-- PROBLEM TO WORK ON --
Only lines containing "printf" are wanted from the data below. Copy those lines.

#### RECORDS PROVIDED

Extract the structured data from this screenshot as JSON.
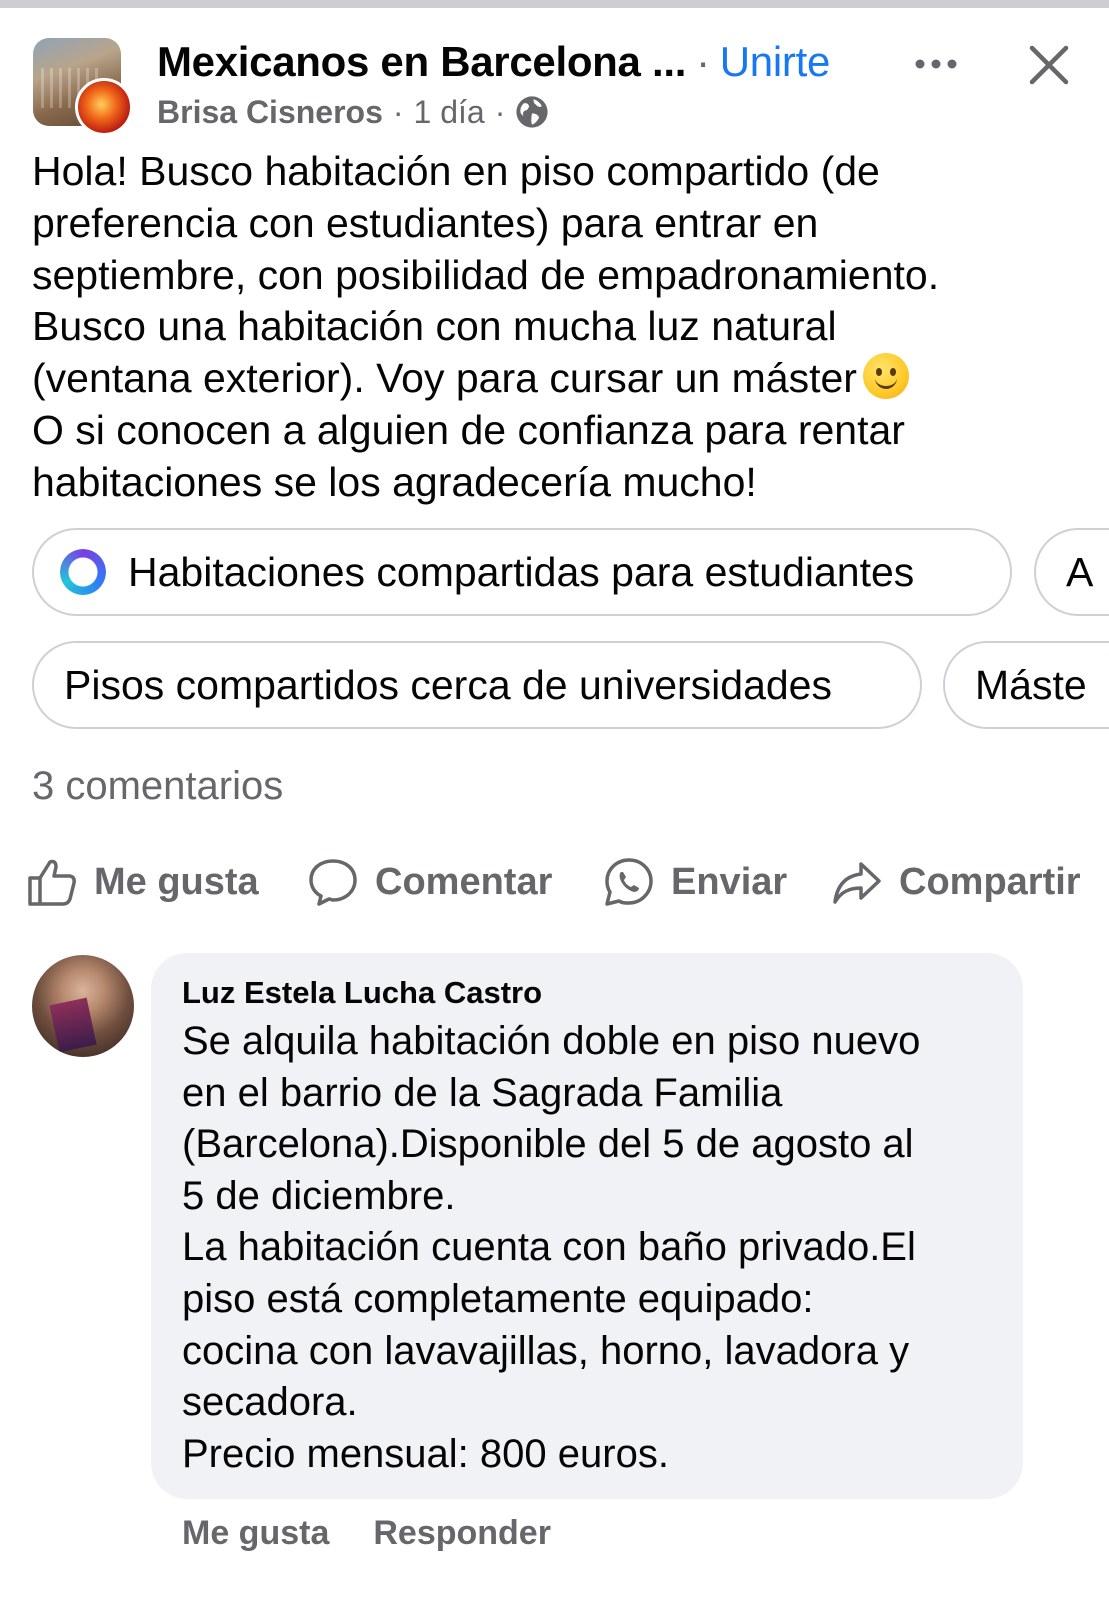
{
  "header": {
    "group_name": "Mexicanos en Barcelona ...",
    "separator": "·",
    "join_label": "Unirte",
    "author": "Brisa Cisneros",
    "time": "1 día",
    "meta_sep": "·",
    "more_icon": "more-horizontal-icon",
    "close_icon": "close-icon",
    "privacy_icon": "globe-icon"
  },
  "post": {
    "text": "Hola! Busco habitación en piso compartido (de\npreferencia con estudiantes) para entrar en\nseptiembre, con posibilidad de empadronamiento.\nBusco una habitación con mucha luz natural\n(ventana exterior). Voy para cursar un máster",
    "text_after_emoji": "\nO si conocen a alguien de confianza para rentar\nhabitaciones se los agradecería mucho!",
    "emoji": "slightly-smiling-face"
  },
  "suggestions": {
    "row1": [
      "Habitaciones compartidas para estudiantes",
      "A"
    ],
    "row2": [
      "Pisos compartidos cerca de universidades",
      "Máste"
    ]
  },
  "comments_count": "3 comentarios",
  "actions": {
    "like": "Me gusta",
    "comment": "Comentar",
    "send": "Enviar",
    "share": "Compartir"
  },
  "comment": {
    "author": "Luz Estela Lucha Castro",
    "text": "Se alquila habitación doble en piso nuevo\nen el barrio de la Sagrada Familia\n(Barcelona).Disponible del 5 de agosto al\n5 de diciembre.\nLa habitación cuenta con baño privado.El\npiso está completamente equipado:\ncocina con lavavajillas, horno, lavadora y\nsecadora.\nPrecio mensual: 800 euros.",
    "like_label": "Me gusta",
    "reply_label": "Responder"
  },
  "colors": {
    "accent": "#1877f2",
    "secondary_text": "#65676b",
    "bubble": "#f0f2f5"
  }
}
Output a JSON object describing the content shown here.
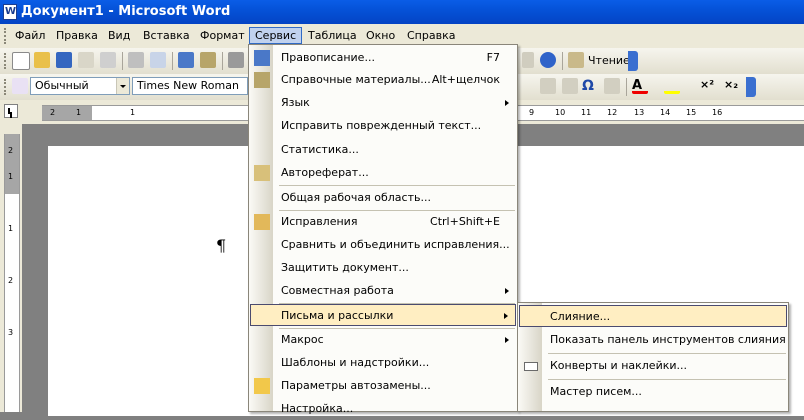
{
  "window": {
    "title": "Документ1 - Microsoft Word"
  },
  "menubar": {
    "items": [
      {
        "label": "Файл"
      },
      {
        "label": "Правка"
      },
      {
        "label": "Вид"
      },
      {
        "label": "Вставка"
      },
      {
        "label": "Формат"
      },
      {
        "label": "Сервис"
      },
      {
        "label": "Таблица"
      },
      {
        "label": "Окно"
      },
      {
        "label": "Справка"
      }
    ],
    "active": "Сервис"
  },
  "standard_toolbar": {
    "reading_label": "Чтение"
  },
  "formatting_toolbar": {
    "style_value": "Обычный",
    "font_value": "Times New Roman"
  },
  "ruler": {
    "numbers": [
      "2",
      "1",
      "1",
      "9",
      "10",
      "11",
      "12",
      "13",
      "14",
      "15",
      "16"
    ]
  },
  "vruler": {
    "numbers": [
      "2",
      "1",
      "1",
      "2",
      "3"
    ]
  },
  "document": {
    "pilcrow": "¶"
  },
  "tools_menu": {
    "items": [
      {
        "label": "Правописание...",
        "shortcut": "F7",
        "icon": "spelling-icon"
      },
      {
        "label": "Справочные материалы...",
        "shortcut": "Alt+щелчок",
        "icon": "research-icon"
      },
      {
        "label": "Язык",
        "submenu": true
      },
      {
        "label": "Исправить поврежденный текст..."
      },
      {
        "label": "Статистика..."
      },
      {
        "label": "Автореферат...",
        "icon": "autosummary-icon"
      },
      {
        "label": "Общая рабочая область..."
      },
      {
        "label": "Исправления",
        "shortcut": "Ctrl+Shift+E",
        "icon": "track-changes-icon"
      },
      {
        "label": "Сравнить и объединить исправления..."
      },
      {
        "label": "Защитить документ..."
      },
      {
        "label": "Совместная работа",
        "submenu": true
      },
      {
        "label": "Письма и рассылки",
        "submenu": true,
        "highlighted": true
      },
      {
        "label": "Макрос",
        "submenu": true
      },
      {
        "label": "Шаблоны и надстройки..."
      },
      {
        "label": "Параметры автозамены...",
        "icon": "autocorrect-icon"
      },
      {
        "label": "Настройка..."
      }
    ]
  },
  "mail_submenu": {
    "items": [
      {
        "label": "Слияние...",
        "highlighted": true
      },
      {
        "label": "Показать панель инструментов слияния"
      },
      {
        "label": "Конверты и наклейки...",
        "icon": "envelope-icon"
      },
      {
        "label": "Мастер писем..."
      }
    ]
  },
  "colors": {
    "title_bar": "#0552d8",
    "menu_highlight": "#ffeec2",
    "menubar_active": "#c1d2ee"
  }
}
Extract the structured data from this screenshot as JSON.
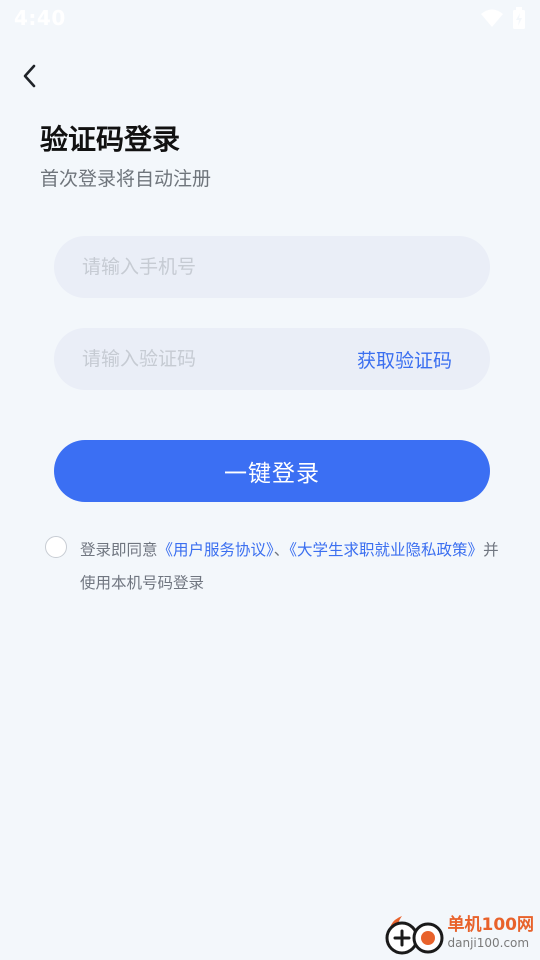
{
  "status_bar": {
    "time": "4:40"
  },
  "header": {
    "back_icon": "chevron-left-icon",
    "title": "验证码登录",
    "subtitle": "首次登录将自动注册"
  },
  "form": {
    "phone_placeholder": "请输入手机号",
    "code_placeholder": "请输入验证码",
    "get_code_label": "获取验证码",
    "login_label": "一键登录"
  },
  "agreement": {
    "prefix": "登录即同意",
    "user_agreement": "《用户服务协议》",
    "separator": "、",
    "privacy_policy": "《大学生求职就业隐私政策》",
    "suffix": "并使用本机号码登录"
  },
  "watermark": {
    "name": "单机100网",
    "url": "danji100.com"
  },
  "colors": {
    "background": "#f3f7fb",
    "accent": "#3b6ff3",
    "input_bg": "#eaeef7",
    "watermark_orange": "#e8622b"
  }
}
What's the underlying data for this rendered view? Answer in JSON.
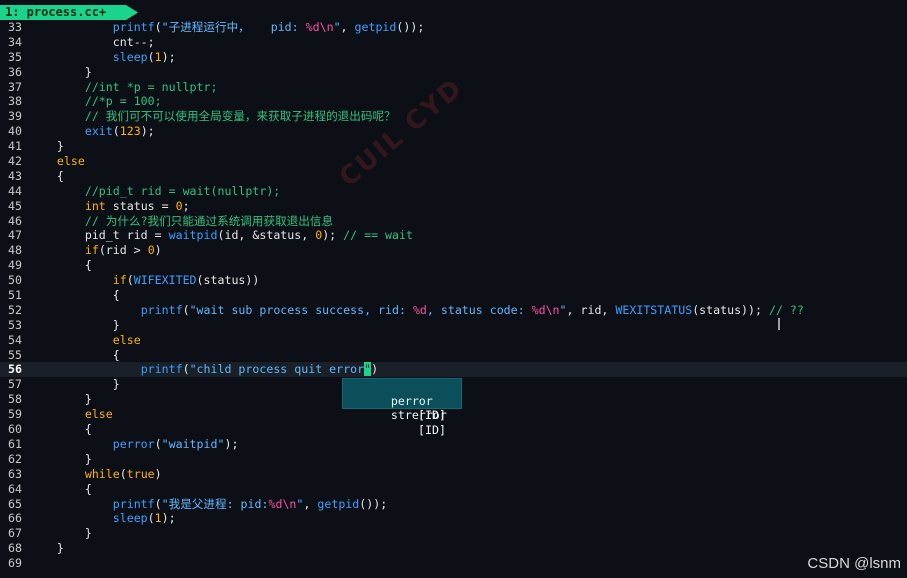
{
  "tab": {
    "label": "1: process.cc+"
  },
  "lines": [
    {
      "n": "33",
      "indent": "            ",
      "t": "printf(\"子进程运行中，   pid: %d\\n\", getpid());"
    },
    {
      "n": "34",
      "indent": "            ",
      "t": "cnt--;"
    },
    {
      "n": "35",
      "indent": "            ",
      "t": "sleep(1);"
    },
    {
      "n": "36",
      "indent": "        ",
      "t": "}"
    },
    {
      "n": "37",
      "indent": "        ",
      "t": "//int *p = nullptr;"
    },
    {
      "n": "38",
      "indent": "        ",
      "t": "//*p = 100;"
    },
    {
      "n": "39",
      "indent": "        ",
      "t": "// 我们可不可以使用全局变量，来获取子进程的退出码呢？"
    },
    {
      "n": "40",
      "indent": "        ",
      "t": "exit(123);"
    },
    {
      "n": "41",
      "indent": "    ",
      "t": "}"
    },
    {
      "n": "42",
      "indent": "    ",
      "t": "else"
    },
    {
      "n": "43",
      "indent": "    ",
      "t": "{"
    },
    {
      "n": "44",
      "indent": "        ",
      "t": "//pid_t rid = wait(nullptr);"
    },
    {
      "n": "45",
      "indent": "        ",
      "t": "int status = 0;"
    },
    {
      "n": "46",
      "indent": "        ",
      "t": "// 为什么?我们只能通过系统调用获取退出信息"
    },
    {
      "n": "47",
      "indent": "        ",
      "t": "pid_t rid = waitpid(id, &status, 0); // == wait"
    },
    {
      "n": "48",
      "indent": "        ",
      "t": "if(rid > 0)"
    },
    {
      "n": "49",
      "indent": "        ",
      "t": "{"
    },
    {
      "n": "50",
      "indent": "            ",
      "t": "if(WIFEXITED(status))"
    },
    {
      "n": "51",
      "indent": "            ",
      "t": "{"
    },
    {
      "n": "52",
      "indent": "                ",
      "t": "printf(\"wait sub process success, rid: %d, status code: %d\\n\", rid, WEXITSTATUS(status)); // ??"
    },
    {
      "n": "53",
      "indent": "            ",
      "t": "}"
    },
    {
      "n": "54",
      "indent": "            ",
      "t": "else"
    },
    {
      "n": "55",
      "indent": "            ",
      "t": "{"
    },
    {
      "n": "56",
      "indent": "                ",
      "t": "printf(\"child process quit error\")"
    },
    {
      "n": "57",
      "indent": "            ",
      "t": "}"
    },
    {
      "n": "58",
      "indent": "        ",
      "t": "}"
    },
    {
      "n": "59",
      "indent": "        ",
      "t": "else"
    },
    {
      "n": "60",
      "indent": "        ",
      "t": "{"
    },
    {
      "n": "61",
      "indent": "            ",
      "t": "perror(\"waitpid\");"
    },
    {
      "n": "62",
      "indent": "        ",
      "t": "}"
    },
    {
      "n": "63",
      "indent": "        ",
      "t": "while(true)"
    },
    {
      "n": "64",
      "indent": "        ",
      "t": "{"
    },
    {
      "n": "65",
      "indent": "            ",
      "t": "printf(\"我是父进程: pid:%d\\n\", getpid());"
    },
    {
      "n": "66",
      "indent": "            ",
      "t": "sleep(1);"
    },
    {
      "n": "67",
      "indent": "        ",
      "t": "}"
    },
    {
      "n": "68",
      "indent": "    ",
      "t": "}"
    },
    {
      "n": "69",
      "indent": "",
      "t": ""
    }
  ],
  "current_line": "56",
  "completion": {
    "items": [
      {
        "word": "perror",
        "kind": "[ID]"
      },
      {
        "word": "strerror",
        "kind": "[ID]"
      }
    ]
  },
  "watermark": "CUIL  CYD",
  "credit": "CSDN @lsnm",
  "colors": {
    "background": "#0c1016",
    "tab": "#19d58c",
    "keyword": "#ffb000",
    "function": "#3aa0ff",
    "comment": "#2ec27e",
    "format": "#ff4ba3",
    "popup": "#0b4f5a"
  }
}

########

-- EXERCISE RESULT --
      "t": "printf(\"子进程运行中，   pid: %d\\n\", getpid());"
      "t": "printf(\"wait sub process success, rid: %d, status code: %d\\n\", rid, WEXITSTATUS(status)); // ??"
      "t": "printf(\"child process quit error\")"
      "t": "printf(\"我是父进程: pid:%d\\n\", getpid());"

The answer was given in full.